Yes, numerous tour companies serve Texas. Guides are good, but there are few of them so they do need to be booked in advance. For more information, email director@TexasBirding.org or alamoinn@gmail.com.
What hotels and accommodations are available?
Texas is well served by hotels, motels, and B&Bs. Also Best Western has an extensive network of hotels across Texas. Most hotels provide a hair dryer, towels and linens, and some amenities such as soap and shampoo. Most include a simple breakfast and have a coffee brewer in the room but the quality of coffee varies greatly from very poor to good.
What is food availability?
Fast food and sit-down restaurants are widely available. Grocery stores and food marts at fuel stations are common. It is advisable to travel with bottled water for the trail and road. Texas is thirsty country.
What are the services and hours at birding hotspots?
The majority of hotspots have restrooms and visitor centers open during business hours. Visitor Centers provide information, check lists, maps, and displays with staff available to answer questions.
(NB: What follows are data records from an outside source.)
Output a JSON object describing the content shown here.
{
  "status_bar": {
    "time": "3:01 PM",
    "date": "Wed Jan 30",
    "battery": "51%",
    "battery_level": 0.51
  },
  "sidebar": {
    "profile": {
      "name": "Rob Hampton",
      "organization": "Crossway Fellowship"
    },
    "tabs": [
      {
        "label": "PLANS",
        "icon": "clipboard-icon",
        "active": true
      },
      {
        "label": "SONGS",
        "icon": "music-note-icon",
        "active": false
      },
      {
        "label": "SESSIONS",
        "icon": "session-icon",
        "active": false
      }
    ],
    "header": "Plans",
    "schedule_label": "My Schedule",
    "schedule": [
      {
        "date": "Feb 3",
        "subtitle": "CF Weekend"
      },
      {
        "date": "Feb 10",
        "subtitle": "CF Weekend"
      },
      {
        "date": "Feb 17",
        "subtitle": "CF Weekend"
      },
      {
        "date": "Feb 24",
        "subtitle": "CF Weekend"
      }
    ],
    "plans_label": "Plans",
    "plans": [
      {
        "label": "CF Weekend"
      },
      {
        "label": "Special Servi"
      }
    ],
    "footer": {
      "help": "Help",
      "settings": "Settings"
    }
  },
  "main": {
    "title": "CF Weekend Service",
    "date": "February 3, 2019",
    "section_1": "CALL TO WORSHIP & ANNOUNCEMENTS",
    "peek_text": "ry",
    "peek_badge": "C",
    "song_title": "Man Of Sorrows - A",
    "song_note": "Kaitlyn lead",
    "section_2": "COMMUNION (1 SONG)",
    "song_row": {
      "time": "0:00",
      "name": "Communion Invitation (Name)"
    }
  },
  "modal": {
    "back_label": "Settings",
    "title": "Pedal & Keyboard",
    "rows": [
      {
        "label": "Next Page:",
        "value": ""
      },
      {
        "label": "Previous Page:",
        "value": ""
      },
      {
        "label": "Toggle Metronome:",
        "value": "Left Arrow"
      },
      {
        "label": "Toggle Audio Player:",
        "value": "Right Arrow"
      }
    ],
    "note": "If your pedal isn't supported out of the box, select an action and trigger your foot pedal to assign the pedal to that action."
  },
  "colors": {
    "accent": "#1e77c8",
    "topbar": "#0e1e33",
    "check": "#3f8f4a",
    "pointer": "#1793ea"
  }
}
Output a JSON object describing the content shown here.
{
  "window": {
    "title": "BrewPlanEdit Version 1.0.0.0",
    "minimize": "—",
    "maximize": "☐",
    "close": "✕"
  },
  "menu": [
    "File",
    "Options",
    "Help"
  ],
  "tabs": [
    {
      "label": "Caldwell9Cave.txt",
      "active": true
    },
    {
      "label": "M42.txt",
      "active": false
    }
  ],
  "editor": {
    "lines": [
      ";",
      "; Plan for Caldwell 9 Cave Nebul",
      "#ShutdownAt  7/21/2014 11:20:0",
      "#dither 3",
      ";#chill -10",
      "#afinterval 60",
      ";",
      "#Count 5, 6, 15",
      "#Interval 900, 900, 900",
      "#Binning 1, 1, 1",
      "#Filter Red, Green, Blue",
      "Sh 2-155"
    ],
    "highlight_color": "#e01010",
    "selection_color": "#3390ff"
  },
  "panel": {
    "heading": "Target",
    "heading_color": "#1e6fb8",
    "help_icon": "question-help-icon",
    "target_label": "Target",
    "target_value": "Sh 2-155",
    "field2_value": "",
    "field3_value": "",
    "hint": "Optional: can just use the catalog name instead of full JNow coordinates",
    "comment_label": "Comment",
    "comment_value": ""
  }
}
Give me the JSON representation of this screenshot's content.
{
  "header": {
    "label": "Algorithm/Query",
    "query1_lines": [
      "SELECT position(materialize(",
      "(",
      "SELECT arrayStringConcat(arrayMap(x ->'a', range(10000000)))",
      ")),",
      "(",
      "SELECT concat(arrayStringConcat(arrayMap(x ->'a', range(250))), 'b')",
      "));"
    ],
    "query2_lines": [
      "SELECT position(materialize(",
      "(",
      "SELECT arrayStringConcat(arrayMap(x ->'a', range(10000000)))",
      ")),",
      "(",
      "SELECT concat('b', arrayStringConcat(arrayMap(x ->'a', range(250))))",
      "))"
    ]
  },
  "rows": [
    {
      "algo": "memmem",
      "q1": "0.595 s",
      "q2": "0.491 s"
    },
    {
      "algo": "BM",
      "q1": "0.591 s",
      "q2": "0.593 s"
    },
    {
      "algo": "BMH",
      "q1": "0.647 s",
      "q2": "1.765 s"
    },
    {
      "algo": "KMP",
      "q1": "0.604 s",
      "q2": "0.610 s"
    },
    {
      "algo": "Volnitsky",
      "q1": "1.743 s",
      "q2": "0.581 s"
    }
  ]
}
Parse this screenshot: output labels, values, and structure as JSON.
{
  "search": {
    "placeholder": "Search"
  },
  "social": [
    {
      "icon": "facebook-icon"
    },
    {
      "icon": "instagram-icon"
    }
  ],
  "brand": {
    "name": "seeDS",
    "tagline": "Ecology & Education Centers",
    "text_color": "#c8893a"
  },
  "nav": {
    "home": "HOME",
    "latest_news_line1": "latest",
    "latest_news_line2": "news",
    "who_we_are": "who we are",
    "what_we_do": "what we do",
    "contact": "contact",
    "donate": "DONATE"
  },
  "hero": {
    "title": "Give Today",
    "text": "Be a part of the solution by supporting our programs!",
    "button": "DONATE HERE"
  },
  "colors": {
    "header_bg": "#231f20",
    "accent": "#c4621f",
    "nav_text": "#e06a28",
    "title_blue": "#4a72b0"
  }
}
Most hotspots are open dawn to dusk, except those operated by cities, which are open during business hours and closed one or two days a week, usually Sunday and Monday. National Wildlife Refuges and State Parks are open 7 days a week from dawn to dusk; most are closed at night, with a few exceptions. Currently most birding hotspots have an entrance fee of $5 to $10 per person, but some offer free entry. There is no card that covers entry to all hotspots. Different systems offer different cards. Enquire at the Visitor Center.
Are insect pests an issue?
During winter, insects are generally inactive, with the exception of mosquitoes. Spring through fall mosquitoes occur locally, chiggers (a tiny mite) often occur, but ticks are rare. It is best to carry insect repellant and apply it as needed to clothes and exposed skin. Diseases spread by insects are rare.
What is my risk of sunburn?
In Texas the sun is very strong. It is wise to wear a wide-brimmed hat, long-sleeve shirts, long slacks, and to use good sun protection.
What shoes should I wear?
Normal hiking shoes are adequate for the well-maintained trails in Texas. Waterproof boots are not needed.
What equipment should I bring?
Binoculars are essential. A scope is recommended. A long-lens camera is very useful. A small backpack or hip pack to carry water and snacks is very useful.
Are identification guides available?
All of Texas except West Texas is included in the Eastern U.S. Guide books.
What is the availability of mobile telephone service, wireless internet, and mapping?
MOBILE PHONES: Telephone service for mobile telephones is provided by many competing companies, and each has differing coverage areas. The cities and major highways usually have good service, but less traveled routes and most birding hot spots are spotty with weak, intermittent, or no service. The most useful communication app is WhatsApp. Walmart offer some non-contract (top up) mobile telephones for good prices. Sym cards are not available for non-U.S. mobile phones.

WIRELESS INTERNET: Most hotels offer free wireless internet, but sometimes with a weak and slow connection. MacDonalds and some other restaurants offer free internet.

MAPPING: Maps on smartphones are good when there is service. It is advisable to print or save on the device maps of remote areas ahead of time (as without reliable wireless internet and without reliable telephone service maps may not be available for remote areas). Satellite navigation devices work virtually everywhere and are reliable. It is usually less costly to purchase a satnav device rather than rent it for an extended period. Most birding hot spots have printed trail maps available and there are some books published with trail maps (such as ABA Birder Guides, Dave Gosney guides).